Last updated: November 3, 2023
Fay Fuller was the first known woman to summit Mount Rainier. Fuller was a 20-year-old school teacher from Yelm, Washington, and had been inspired to climb the mountain when P.B. Van Trump, one of the first people documented to summit Mount Rainier, visited her class.
On August 10th, 1890, Fuller made the climb wearing wool and a heavy flannel bloomer suit and blackened her face with charcoal to reduce the sun’s glare. She later stated that "bloomers were unknown and it was considered quite immodest." She climbed in adverse conditions and, due to summiting later in the day than expected, spent an unplanned night in the summit ice caves.
Setting out from Camp Muir, Fuller reached the summit at 4:30 pm. She described the experience as “a heavenly moment, nothing was said- words cannot describe scenery and beauty, how could they speak for the soul?”

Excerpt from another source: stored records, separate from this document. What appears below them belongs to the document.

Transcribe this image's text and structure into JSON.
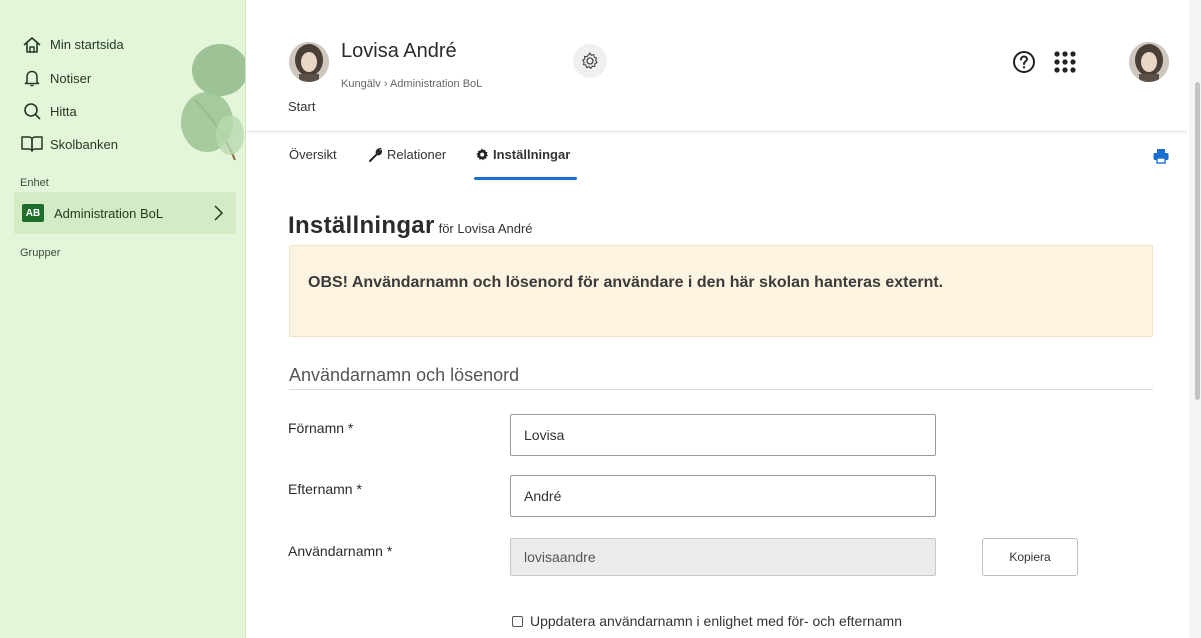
{
  "sidebar": {
    "nav": [
      {
        "label": "Min startsida",
        "icon": "home-icon"
      },
      {
        "label": "Notiser",
        "icon": "bell-icon"
      },
      {
        "label": "Hitta",
        "icon": "search-icon"
      },
      {
        "label": "Skolbanken",
        "icon": "book-icon"
      }
    ],
    "unit_section_label": "Enhet",
    "unit": {
      "badge": "AB",
      "label": "Administration BoL"
    },
    "groups_label": "Grupper"
  },
  "header": {
    "user_name": "Lovisa André",
    "breadcrumb_school": "Kungälv",
    "breadcrumb_separator": "›",
    "breadcrumb_unit": "Administration BoL",
    "start_label": "Start"
  },
  "tabs": [
    {
      "label": "Översikt"
    },
    {
      "label": "Relationer",
      "icon": "wrench-icon"
    },
    {
      "label": "Inställningar",
      "icon": "gear-icon",
      "active": true
    }
  ],
  "page": {
    "title": "Inställningar",
    "title_suffix": "för Lovisa André",
    "notice": "OBS! Användarnamn och lösenord för användare i den här skolan hanteras externt.",
    "section_heading": "Användarnamn och lösenord",
    "fields": {
      "firstname_label": "Förnamn *",
      "firstname_value": "Lovisa",
      "lastname_label": "Efternamn *",
      "lastname_value": "André",
      "username_label": "Användarnamn *",
      "username_value": "lovisaandre"
    },
    "copy_button": "Kopiera",
    "update_checkbox_label": "Uppdatera användarnamn i enlighet med för- och efternamn"
  },
  "colors": {
    "sidebar_bg": "#e3f6d9",
    "unit_badge": "#1f6e2c",
    "tab_active_underline": "#1a6fd1",
    "notice_bg": "#fcf3e1"
  }
}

Fuller would go on to become the first female newspaper reporter in Tacoma and played an important role in the establishment of Mount Rainier National Park. Her experience at Mount Rainier also led her to help found various climbing clubs in the Pacific Northwest and to become an advocate of female mountaineers. She was a key founder of the Washington Alpine Club and Mazamas, two organizations still in existence today. She was memorialized for her significant achievements to the park and larger community by the naming of Fay Peak near Mowich Lake in her honor.